By Sarah Trefethen
For New York City native Gregory Williamson, senior vice president at Prudential Douglas Elliman, knowing the lay of the land gives him and edge over the competition.
Williamson, 33, grew up in Brooklyn Heights, attended high school on the Upper West Side and currently lives in the West Village.
“I’ve seen the neighborhoods change,” he said. “I’ve had a lifetime of experience to learn the product.”
With personal experience in two boroughs, he said, he is particularly prepared to help people considering leaving Manhattan.
“There are a lot of people in Manhattan who are looking in Brooklyn — Brooklyn Heights, Carroll Garden, Park Slope, Dumbo,” he said.
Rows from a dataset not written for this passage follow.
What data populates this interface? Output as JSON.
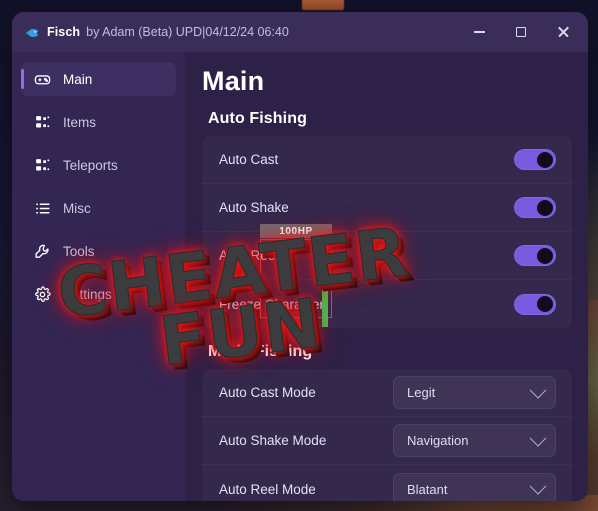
{
  "window": {
    "app_name": "Fisch",
    "subtitle": "by Adam (Beta) UPD|04/12/24 06:40",
    "icon": "fish-icon",
    "controls": {
      "minimize_label": "Minimize",
      "maximize_label": "Maximize",
      "close_label": "Close"
    }
  },
  "sidebar": {
    "items": [
      {
        "label": "Main",
        "icon": "gamepad-icon",
        "active": true
      },
      {
        "label": "Items",
        "icon": "blocks-icon",
        "active": false
      },
      {
        "label": "Teleports",
        "icon": "blocks-icon",
        "active": false
      },
      {
        "label": "Misc",
        "icon": "list-icon",
        "active": false
      },
      {
        "label": "Tools",
        "icon": "wrench-icon",
        "active": false
      },
      {
        "label": "Settings",
        "icon": "gear-icon",
        "active": false
      }
    ]
  },
  "main": {
    "page_title": "Main",
    "sections": [
      {
        "title": "Auto Fishing",
        "rows": [
          {
            "label": "Auto Cast",
            "control": "toggle",
            "value": "on"
          },
          {
            "label": "Auto Shake",
            "control": "toggle",
            "value": "on"
          },
          {
            "label": "Auto Reel",
            "control": "toggle",
            "value": "on"
          },
          {
            "label": "Freeze Character",
            "control": "toggle",
            "value": "on"
          }
        ]
      },
      {
        "title": "Mode Fishing",
        "rows": [
          {
            "label": "Auto Cast Mode",
            "control": "dropdown",
            "value": "Legit"
          },
          {
            "label": "Auto Shake Mode",
            "control": "dropdown",
            "value": "Navigation"
          },
          {
            "label": "Auto Reel Mode",
            "control": "dropdown",
            "value": "Blatant"
          }
        ]
      }
    ]
  },
  "overlay": {
    "hp_label": "100HP",
    "esp_box_color": "#e25454",
    "hp_bar_color": "#3fc452"
  },
  "watermark": {
    "line1": "CHEATER",
    "line2": "FUN",
    "glow_color": "#ff1414"
  },
  "theme": {
    "accent": "#8b6ff0",
    "toggle_on": "#7a5ae0",
    "window_bg": "#2d2147",
    "sidebar_bg": "#332653",
    "titlebar_bg": "#3a2d59"
  }
}
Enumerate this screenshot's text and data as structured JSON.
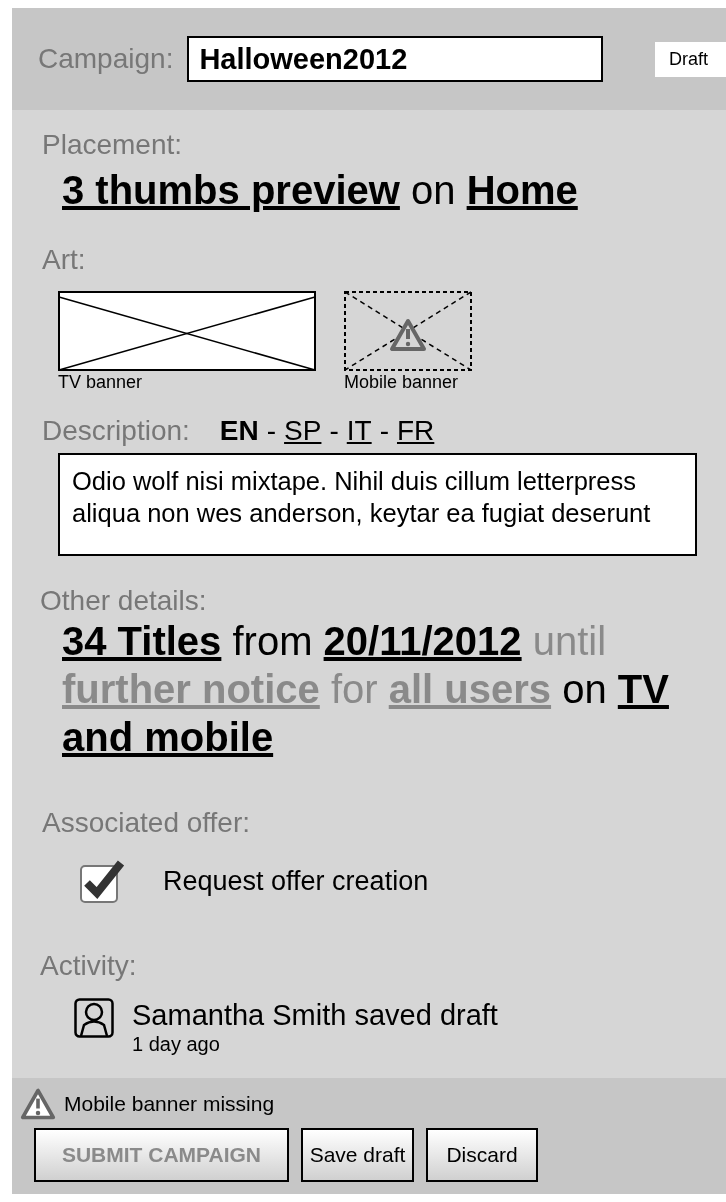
{
  "header": {
    "label": "Campaign:",
    "name_value": "Halloween2012",
    "status": "Draft"
  },
  "placement": {
    "label": "Placement:",
    "parts": [
      {
        "text": "3 thumbs preview",
        "kind": "link",
        "muted": false
      },
      {
        "text": "on",
        "kind": "plain",
        "muted": false
      },
      {
        "text": "Home",
        "kind": "link",
        "muted": false
      }
    ]
  },
  "art": {
    "label": "Art:",
    "items": [
      {
        "caption": "TV banner",
        "missing": false
      },
      {
        "caption": "Mobile banner",
        "missing": true
      }
    ]
  },
  "description": {
    "label": "Description:",
    "languages": [
      {
        "code": "EN",
        "selected": true
      },
      {
        "code": "SP",
        "selected": false
      },
      {
        "code": "IT",
        "selected": false
      },
      {
        "code": "FR",
        "selected": false
      }
    ],
    "separator": "-",
    "text": "Odio wolf nisi mixtape. Nihil duis cillum letterpress aliqua non wes anderson, keytar ea fugiat deserunt"
  },
  "other_details": {
    "label": "Other details:",
    "parts": [
      {
        "text": "34 Titles",
        "kind": "link",
        "muted": false
      },
      {
        "text": "from",
        "kind": "plain",
        "muted": false
      },
      {
        "text": "20/11/2012",
        "kind": "link",
        "muted": false
      },
      {
        "text": "until",
        "kind": "plain",
        "muted": true
      },
      {
        "text": "further notice",
        "kind": "link",
        "muted": true
      },
      {
        "text": "for",
        "kind": "plain",
        "muted": true
      },
      {
        "text": "all users",
        "kind": "link",
        "muted": true
      },
      {
        "text": "on",
        "kind": "plain",
        "muted": false
      },
      {
        "text": "TV",
        "kind": "link",
        "muted": false
      },
      {
        "text": "and mobile",
        "kind": "link",
        "muted": false
      }
    ]
  },
  "associated_offer": {
    "label": "Associated offer:",
    "option": {
      "label": "Request offer creation",
      "checked": true
    }
  },
  "activity": {
    "label": "Activity:",
    "entries": [
      {
        "text": "Samantha Smith saved draft",
        "time": "1 day ago"
      }
    ]
  },
  "footer": {
    "warning": "Mobile banner missing",
    "buttons": [
      {
        "label": "SUBMIT CAMPAIGN",
        "kind": "primary",
        "disabled": true
      },
      {
        "label": "Save draft",
        "kind": "secondary",
        "disabled": false
      },
      {
        "label": "Discard",
        "kind": "secondary",
        "disabled": false
      }
    ]
  }
}
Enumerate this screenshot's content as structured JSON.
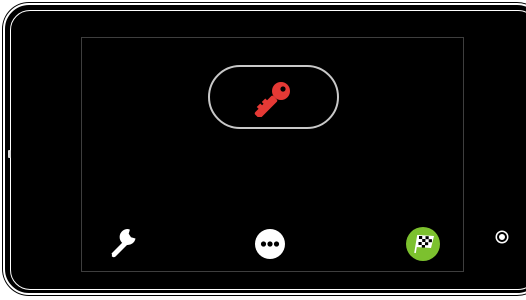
{
  "device": {
    "frame_color": "#000000",
    "outline_color": "#ffffff"
  },
  "screen": {
    "border_color": "#3e3e3e",
    "background": "#000000"
  },
  "controls": {
    "unlock": {
      "icon": "key-icon",
      "color": "#e53935"
    },
    "settings": {
      "icon": "wrench-icon",
      "color": "#ffffff"
    },
    "more": {
      "icon": "more-dots-icon",
      "color": "#ffffff"
    },
    "finish": {
      "icon": "checkered-flag-icon",
      "color": "#7cc12e"
    }
  }
}
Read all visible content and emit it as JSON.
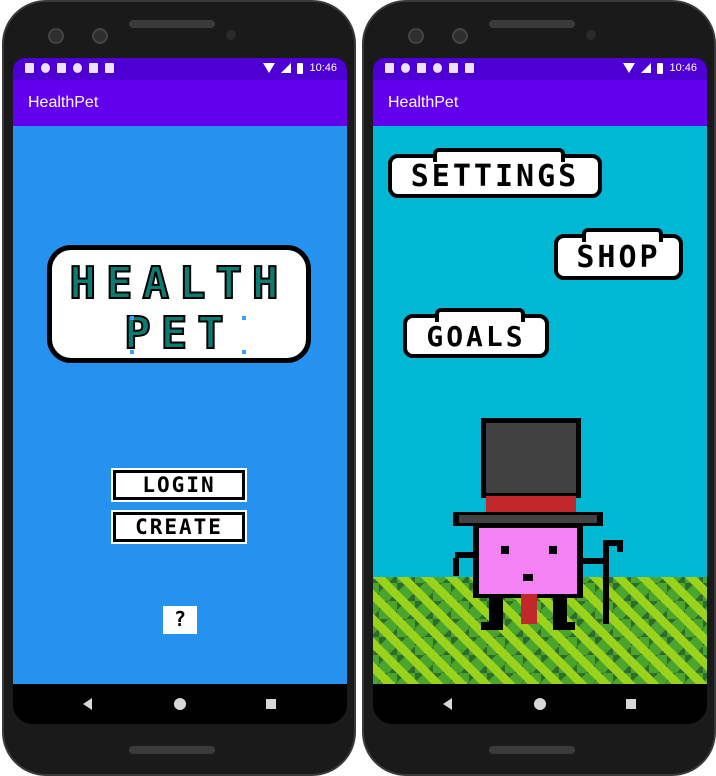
{
  "status_bar": {
    "time": "10:46"
  },
  "app": {
    "title": "HealthPet"
  },
  "login_screen": {
    "logo": {
      "line1": "HEALTH",
      "line2": "PET"
    },
    "login_button": "LOGIN",
    "create_button": "CREATE",
    "help_button": "?"
  },
  "home_screen": {
    "settings_button": "SETTINGS",
    "shop_button": "SHOP",
    "goals_button": "GOALS",
    "pet": {
      "hat": "top-hat",
      "body_color": "#f482f4",
      "tie_color": "#c0282c"
    }
  },
  "colors": {
    "status_bar": "#4e00d4",
    "app_bar": "#6200ee",
    "login_background": "#2492ee",
    "home_background": "#00b8d4",
    "logo_text": "#0c7c72",
    "grass_light": "#9bd21c",
    "grass_dark": "#2f6b2a"
  },
  "nav_icons": [
    "back-icon",
    "home-icon",
    "recents-icon"
  ]
}
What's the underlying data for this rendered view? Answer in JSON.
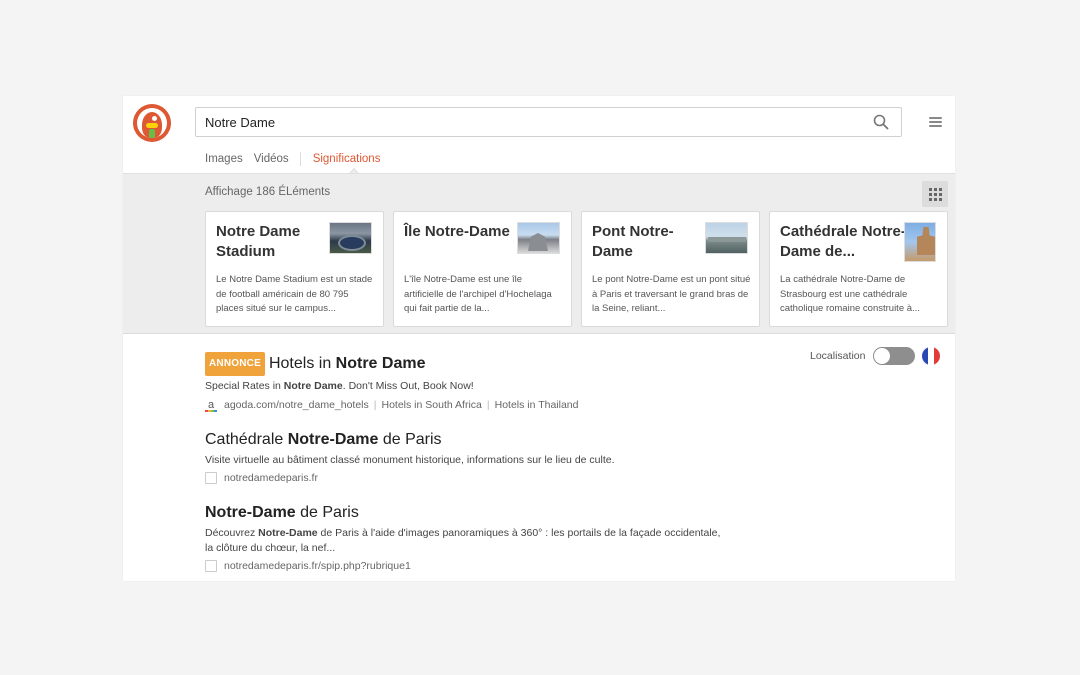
{
  "search": {
    "query": "Notre Dame"
  },
  "tabs": [
    {
      "label": "Images"
    },
    {
      "label": "Vidéos"
    },
    {
      "label": "Significations"
    }
  ],
  "module": {
    "count_text": "Affichage 186 ÉLéments",
    "cards": [
      {
        "title": "Notre Dame Stadium",
        "text": "Le Notre Dame Stadium est un stade de football américain de 80 795 places situé sur le campus..."
      },
      {
        "title": "Île Notre-Dame",
        "text": "L'île Notre-Dame est une île artificielle de l'archipel d'Hochelaga qui fait partie de la..."
      },
      {
        "title": "Pont Notre-Dame",
        "text": "Le pont Notre-Dame est un pont situé à Paris et traversant le grand bras de la Seine, reliant..."
      },
      {
        "title": "Cathédrale Notre-Dame de...",
        "text": "La cathédrale Notre-Dame de Strasbourg est une cathédrale catholique romaine construite à..."
      }
    ]
  },
  "locale": {
    "label": "Localisation",
    "enabled": false
  },
  "results": {
    "ad": {
      "badge": "ANNONCE",
      "title_pre": "Hotels in ",
      "title_bold": "Notre Dame",
      "snippet_pre": "Special Rates in ",
      "snippet_bold": "Notre Dame",
      "snippet_post": ". Don't Miss Out, Book Now!",
      "url": "agoda.com/notre_dame_hotels",
      "link1": "Hotels in South Africa",
      "link2": "Hotels in Thailand"
    },
    "r1": {
      "title_pre": "Cathédrale ",
      "title_bold": "Notre-Dame",
      "title_post": " de Paris",
      "snippet": "Visite virtuelle au bâtiment classé monument historique, informations sur le lieu de culte.",
      "url": "notredamedeparis.fr"
    },
    "r2": {
      "title_bold": "Notre-Dame",
      "title_post": " de Paris",
      "snippet_pre": "Découvrez ",
      "snippet_bold": "Notre-Dame",
      "snippet_post": " de Paris à l'aide d'images panoramiques à 360° : les portails de la façade occidentale, la clôture du chœur, la nef...",
      "url": "notredamedeparis.fr/spip.php?rubrique1"
    }
  },
  "colors": {
    "accent": "#de5833",
    "ad_badge": "#f0a33a"
  }
}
“They’ve heard wonderful things about Brooklyn and they have friends who live there, but they’re nervous about making the jump over the bridge. I tell then it’s a different vibe, it’s its own community, and a great alternative to moving to the suburbs or staying in the city.”
Williamson also grew up watching his mother, Madeline Williamson, selling Brooklyn Heights homes. She was PDE’s top broker in Brooklyn in 2005, 2006 and 2007, her son said.
“I grew up in the business and I’ve seen all the ways a deal can work and go wrong,” he said.
An avid tennis player who as a teenager worked in the Hamptons teaching the sport, Williamson traces his interest in real estate to that early experience.
“In the last couple of years, I started teaching [tennis] at people’s homes,” he said. “I was fascinated by the different residences and environments.”
But it would be several years before he followed up on that initial interest.
Williamson studied English at Hobart and William Smith Colleges and after graduation worked for two years as a talent agent. He knew he had a knack for selling, but another aspect of his time as a tennis instructor captured his attention.
“I decided because loved teaching tennis so much I wanted to be a teacher, but I didn’t want to teach PE,” he said.
Williamson earned his masters degree in education from St. John’s University, and went to teach first and second grades at PS 8 in Brooklyn Heights.
“A lot of my clients today are parents of my former students, and they are also people I taught tennis in the Hamptons,” he said.
Williamson taught for four years. “I loved it and it was a wonderful experience, but I couldn’t have done it forever,” he said.
It was at this point that Williamson decided to take up real estate — just in time for the trial by fire that was the economic turmoil of late 2008.
“2009 and 2010 were the most difficult years in real estate and, both years, I placed in the top 10 for units sold” at PDE, he said. “That’s something I’m proud of.”
For the past year and a half Williamson has lived in Greenwich Village with his wife, Katy, who also recently got her real estate license. The couple married last month.
The West Village is a convenient place for Williamson to indulge his love of jazz and classic rock, and he still plays tennis twice a week.
“It’s a big source of business for me as well as one of my tremendous pleasures in life,” he said.
They may relocate to Brooklyn when they start a family, Williamson said, though he is also attracted to the Upper West Side.
“It’s nice to be in an area where I have a little anonymity,” he said.